“Tlön, Uqbar, Orbis Tertius” traverses much the same terrain as that covered in “Funes”: scientific pretensions, based on an objective, one-to-one match between word and thing, are subverted by a process of idealization. In addition, this story marks far more clearly the transition from noun to verb, as the principal part of speech, and consequently is far more compromised by Romantic idealism. In fact, it represents an expansion of Borges’ “Chinese encyclopedia,” which endeared him so much to post-structuralists such as Foucault.
“Orbis Tertius” is visibly rooted in the problematics of the Enlightenment. As a project, Tlön was initiated by a secret society associated with Dalgarno and Berkeley. Dalgarno, we have seen, was one of the early inventors of a universal language, whose aim was to recreate a new Adamic language. His appearance in Borges’ fiction is due to more than chance: “[t]he same analytical language of Wilkins and the ordered world of Tlön are both expressions of the same yearning for an order that is unattainable to human intelligence” (Alazraki [1971 (ii)], 49). The encyclopedia, the means by which Tlön infiltrates our world, is the quintessential symbol, along with the dictionary, of the age of reason and the empiricist tradition.” Bayle’s Dictionary (1687) and Diderot’s Encyclopedia (1751-) correspond with the incorporation of British thought by Continental scholarship, and indicate the strengthening of the bourgeoisie in France.
Alazraki, Jaime. Oxymoronic Structure in Borges Essays, in The Cardinal Points of Borges, edited by Lowell Dunham and Ivor Ivask (Norman, OK: Oklahoma University .Press, 1971), pp. 47-53.
SOURCE: Read, Malcolm K. Jorge Luis Borges and His Predecessors, Or, Notes Towards a Materialist History of Linguistic Idealism. Chapel Hill: University of North Carrolina Dept. of Romance Languages, 1993. (North Carolina Studies in the Romance Languages & Literatures; 242). Chapter III: Monsters of Enlightened Reason: (excerpts of) sections II (pp. 78-80), III (81-82, 83-84), VI (88-89).
I. From Classical Symbols to Medieval Signs 31
II. Public Usage and Private Abusage in the Age of Conflict 54
III. Monsters of Enlightened Reason 76
IV. The Ideal Revolution: Romanticism and Its Legacy 100
V. To Have and Have Not: Modernist Literature as Fetishism 122
Ideal Revolution: Romanticism and Its Legacy: V (Macedonio Fernández)
by Malcolm K. Read
Stanislaw Lem on Jorge Luis Borges (Borges 16)
Marx on political economy vs reversion to Romanticism
Marx and Marxism Web Guide
Jorge Luis Borges & Lucien Goldmann’s Genetic Structuralism
Jorge Luis Borges: Selected Study Materials on the Web
Ars Combinatoria Study Guide
Philosophical and Universal Languages, 1600-1800, and Related Themes: Selected Bibliography
The Analytical Language of John Wilkins
(originally El idioma analítico de John Wilkins)
by Jorge Luis Borges
Translated by Lilia Graciela Vázquez
Translated by Will Fitzgerald
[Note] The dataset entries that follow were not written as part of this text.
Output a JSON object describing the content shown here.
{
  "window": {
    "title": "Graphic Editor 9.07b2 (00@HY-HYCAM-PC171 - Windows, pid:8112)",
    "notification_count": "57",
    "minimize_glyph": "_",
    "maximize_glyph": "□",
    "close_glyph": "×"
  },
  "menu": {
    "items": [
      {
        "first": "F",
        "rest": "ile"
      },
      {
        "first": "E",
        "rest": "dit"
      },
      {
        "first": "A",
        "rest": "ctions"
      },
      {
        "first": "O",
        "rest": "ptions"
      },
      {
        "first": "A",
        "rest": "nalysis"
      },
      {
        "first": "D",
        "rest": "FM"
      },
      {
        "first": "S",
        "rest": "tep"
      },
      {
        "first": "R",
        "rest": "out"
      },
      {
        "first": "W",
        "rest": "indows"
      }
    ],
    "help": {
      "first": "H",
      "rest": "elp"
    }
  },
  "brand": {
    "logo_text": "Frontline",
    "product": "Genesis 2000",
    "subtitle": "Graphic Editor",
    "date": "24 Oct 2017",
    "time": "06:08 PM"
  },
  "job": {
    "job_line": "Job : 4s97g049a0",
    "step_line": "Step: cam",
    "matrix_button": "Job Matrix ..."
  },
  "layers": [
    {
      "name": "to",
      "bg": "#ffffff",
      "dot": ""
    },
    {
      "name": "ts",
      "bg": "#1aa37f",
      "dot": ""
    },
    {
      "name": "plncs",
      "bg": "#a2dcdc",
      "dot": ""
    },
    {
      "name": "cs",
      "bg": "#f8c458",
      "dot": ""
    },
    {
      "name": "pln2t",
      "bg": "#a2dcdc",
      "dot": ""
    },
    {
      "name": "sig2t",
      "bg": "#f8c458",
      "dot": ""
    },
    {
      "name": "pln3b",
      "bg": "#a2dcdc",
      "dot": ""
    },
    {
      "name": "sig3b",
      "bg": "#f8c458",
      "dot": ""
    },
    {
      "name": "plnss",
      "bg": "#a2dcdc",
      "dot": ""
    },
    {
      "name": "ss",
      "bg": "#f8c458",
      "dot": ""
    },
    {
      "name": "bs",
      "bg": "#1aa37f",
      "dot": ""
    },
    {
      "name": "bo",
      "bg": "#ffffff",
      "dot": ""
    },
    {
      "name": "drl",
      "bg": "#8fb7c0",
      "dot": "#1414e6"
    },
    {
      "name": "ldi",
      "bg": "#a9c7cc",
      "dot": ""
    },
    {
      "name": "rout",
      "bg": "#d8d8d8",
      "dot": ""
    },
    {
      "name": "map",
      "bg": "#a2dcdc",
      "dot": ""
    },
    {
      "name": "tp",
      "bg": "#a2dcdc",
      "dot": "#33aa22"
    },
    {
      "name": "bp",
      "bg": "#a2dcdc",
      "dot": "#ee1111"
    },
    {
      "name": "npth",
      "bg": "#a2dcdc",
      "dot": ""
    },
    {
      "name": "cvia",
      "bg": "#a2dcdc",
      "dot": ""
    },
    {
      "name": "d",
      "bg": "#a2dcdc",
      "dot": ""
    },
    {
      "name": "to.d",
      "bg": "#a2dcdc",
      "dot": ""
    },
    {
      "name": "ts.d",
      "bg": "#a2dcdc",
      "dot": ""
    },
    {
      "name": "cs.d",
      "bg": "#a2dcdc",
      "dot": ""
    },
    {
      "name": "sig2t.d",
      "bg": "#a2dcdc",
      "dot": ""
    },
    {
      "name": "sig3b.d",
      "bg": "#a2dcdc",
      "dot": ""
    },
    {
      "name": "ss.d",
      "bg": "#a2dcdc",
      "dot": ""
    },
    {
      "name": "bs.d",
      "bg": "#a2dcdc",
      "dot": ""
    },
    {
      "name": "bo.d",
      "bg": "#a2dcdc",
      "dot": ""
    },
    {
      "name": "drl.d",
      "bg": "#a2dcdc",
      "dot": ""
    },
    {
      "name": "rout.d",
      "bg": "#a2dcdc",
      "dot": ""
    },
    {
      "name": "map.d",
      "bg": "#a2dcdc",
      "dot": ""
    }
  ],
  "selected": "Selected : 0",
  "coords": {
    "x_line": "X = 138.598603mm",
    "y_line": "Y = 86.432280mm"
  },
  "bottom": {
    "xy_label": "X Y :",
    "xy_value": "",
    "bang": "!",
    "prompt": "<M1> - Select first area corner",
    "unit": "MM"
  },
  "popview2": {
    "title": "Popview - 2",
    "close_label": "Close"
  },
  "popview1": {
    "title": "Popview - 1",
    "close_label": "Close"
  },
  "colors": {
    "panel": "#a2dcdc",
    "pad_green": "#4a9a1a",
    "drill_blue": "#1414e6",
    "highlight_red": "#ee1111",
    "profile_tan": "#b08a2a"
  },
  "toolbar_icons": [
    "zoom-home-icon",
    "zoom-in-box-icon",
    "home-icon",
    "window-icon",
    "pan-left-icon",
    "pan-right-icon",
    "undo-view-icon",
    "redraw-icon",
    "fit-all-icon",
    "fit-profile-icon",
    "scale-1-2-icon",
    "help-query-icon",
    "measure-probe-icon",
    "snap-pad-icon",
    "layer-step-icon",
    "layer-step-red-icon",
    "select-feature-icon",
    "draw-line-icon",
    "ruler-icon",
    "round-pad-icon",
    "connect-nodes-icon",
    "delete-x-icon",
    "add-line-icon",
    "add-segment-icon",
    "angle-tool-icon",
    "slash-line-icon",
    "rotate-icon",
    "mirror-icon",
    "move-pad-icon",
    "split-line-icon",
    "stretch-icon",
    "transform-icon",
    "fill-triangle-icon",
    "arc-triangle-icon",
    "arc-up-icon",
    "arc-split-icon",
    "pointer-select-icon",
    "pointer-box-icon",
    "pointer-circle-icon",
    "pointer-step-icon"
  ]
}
Spanish original & English translation
Mans Opinion: Utopia of a Tired Man
by Jorge Luis Borges, read by C. R. Stapor
(Oct. 4, 2017)
Home Page | Site Map
| What's New | Coming
Attractions | Book News
Bibliography | Mini-Bibliographies | Study Guides | Special Sections
My Writings | Other Authors' Texts | Philosophical Quotations
Blogs | Images & Sounds | External Links
CONTACT Ralph Dumain
Uploaded 15 March 2020
Site ©1999-2020 Ralph Dumain